- The technique is easy to perform in an hour or less, especially if there is no need for middle rectal artery embolization.
There are many benefits of endovascular treatment, including the complete visualisation of all the branches of the superior rectal arteries and anastomoses with middle and inferior rectal arteries.7 With the DG-HAL technique, it is possible that not all arteries are detected, which can lead to incomplete treatment, especially if there are anastomoses. Obviously, embolization eliminates the risk of direct anorectal trauma. There are many patients who suffer from haemorrhoids but do not complain to physicians because they refuse to have an endorectal treatment. If we can offer a treatment for outpatients without pain, we believe more patients will seek treatment for this condition.
We have demonstrated that distal coil embolization of the superior and middle rectal arteries to stop chronic bleeding is safe and effective. Many clinical studies are ongoing in Europe, Asia and America. We are now building a randomised, comparative evaluation with DG-HAL to confirm the role of the emborrhoid technique as a minimally invasive therapeutic alternative for haemorrhoidal disease.
Vincent Vidal is the head of the Interventional Radiology section in the Department of Medical Imaging at the University Hospital TIMONE in Marseilles, France.
1. Aigner F, Bodner G, Conrad F, Mbaka G, Kreczy A, Fritsch H. The superior rectal artery and its branching pattern with regard to its clinical influence on ligation techniques for internal hemorrhoids. Am J Surg 2004; 187:102–108
2. Moussa N, Sielezneff I, Sapoval M, Tradi F, et al. Embolization of the superior rectal arteries for chronic bleeding due to hemorrhoidal disease. Colorectal Dis. 2016 Jun 24. doi: 10.1111/codi.13430.
3. Infantino A, Altomare DF, Bottini C et al. Prospective randomized multicentre study comparing stapler haemorrhoidopexy with Doppler-guided transanal haemorrhoid dearterialization for third-degree haemorrhoids. Colorectal Dis 2012; 14:205–211
4. Vidal V, Louis G, Bartoli JM, Sielezneff Y. Embolization of the hemorrhoidal arteries (the emborrhoid technique): a new concept and challenge for interventional radiology. Diagn Interv Imaging 2014 95:307–315
5. Vidal V, Sapoval M, Sielezneff Y, De Parades V, Tradi F, Louis G, Bartoli JM, Pellerin O. Emborrhoid: a new concept for the treatment of hemorrhoids with arterial embolization: the first 14 cases. Cardiovasc Intervent Radiol 2015; 38:72–8
6. X. Sun a, y, J. Xub, y, J. Zhang a, Y. Jina, Q. Chen. Management of rectal bleeding due to internal haemorrhoids with arterial embolisation: a single-centre experience and protocol. Clinical Radiology 2018; 73:985.e1-6.
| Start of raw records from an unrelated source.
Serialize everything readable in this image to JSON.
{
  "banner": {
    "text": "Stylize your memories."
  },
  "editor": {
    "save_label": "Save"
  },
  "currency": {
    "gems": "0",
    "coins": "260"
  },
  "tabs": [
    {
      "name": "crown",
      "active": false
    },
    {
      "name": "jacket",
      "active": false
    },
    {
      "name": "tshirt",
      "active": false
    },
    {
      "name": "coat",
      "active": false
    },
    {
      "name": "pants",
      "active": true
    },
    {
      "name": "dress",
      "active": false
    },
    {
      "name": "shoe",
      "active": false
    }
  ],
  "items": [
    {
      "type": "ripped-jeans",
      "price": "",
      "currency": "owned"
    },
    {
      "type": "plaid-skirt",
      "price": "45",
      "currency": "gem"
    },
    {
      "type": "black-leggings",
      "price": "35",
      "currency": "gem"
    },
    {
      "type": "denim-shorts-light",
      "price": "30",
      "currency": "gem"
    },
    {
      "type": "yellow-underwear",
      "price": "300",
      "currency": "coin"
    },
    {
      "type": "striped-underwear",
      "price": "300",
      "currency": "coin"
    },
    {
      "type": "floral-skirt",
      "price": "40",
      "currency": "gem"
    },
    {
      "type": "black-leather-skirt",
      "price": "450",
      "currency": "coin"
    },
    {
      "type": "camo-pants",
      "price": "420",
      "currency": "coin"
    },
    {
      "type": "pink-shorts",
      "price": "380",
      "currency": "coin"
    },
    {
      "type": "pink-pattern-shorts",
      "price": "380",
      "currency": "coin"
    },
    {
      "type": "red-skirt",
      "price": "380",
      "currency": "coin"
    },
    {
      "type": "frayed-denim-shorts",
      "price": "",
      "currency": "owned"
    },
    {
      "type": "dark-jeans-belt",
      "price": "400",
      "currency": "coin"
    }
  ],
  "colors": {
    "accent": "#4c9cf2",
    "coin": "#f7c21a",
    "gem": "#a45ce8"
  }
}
7. Bilhim T, Pereira JA, Rio Tinto H, et al. Middle rectal artery: myth or reality? Retrospective study with CT angiography and digital subtraction angiography. Surg Radiol Anat 2013; 35:517–522